The firm paid her £500 for the manuscript. The contract is housed at the University of Virginia Library. Her fourth and most popular novel, The Mysteries of Udolpho follows the fortunes of Emily St. Aubert, who suffers, among other misadventures, the death of her father, supernatural terrors in a gloomy castle and the machinations of an Italian brigand.
Often cited as the archetypal Gothic novel, The Mysteries of Udolpho, along with Radcliffe's novel The Romance of the Forest, plays a prominent role in Jane Austen's novel Northanger Abbey, in which an impressionable young woman, after reading Radcliffe's novel, comes to see her friends and acquaintances as Gothic villains and victims with amusing results.
The Mysteries of Udolpho is a quintessential Gothic romance, replete with incidents of physical and psychological terror; remote, crumbling castles; seemingly supernatural events; a brooding, scheming villain; and a persecuted heroine.
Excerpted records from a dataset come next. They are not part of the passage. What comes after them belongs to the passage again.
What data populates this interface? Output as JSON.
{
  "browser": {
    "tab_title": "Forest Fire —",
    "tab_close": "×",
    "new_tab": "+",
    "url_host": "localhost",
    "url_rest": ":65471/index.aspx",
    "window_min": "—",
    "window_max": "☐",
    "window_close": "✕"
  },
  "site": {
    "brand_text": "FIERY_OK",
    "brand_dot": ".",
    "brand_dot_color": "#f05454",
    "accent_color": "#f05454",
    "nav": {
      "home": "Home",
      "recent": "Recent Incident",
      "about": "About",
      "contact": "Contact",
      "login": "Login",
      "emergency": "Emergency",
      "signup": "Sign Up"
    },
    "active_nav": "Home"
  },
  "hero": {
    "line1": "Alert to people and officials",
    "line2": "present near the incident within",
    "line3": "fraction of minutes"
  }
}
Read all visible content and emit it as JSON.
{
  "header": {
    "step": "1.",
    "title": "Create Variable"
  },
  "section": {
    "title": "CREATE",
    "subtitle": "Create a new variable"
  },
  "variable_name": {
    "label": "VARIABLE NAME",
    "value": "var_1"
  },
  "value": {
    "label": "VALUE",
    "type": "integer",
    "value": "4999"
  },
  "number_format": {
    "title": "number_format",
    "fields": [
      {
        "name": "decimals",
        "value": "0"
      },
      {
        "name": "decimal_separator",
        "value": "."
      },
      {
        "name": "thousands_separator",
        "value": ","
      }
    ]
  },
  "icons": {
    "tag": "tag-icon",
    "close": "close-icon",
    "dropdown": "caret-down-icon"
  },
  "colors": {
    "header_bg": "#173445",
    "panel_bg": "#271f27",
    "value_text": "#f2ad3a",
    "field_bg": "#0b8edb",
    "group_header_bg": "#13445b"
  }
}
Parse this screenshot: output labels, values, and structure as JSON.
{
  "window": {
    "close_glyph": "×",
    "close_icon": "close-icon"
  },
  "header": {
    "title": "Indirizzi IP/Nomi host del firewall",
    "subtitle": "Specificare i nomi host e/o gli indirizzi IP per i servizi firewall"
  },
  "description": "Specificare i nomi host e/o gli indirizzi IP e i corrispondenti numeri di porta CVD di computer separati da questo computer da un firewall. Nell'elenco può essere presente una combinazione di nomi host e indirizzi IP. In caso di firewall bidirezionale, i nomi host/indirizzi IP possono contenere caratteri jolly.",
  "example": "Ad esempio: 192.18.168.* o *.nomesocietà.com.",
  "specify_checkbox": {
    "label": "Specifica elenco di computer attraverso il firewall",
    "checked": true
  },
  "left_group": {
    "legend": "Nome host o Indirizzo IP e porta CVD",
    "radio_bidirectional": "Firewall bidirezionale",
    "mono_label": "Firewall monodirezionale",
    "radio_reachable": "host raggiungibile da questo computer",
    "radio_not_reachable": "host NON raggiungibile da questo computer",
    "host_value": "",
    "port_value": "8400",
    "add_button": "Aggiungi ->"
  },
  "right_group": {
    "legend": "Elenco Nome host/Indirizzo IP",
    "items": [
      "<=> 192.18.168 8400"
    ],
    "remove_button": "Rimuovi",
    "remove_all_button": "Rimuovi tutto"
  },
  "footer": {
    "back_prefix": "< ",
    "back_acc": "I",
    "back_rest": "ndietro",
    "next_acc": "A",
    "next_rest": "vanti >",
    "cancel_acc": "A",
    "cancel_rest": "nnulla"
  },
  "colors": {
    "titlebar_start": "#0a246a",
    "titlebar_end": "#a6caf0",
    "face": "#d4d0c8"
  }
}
Modern editors point out that only about one-third of the novel is set in the eponymous Gothic castle, and that the tone and style vary markedly between sections of the work.
Radcliffe also added extensive descriptions of exotic landscapes in the Pyrenees and Apennines, and of Venice, none of which she visited and for details of which she relied on contemporary travel books, leading to the introduction of several anachronisms.
Set in 1584 in southern France and northern Italy, the novel focuses on the plight of Emily St. Aubert, a young French woman who is orphaned after the death of her father. Emily suffers imprisonment in the castle Udolpho at the hands of Signor Montoni, an Italian brigand who has married her aunt and guardian Madame Cheron. Emily's romance with the dashing Valancourt is frustrated by Montoni and others. Emily also investigates the mysterious relationship between her father and the Marchioness de Villeroi, and its connection to the castle at Udolpho.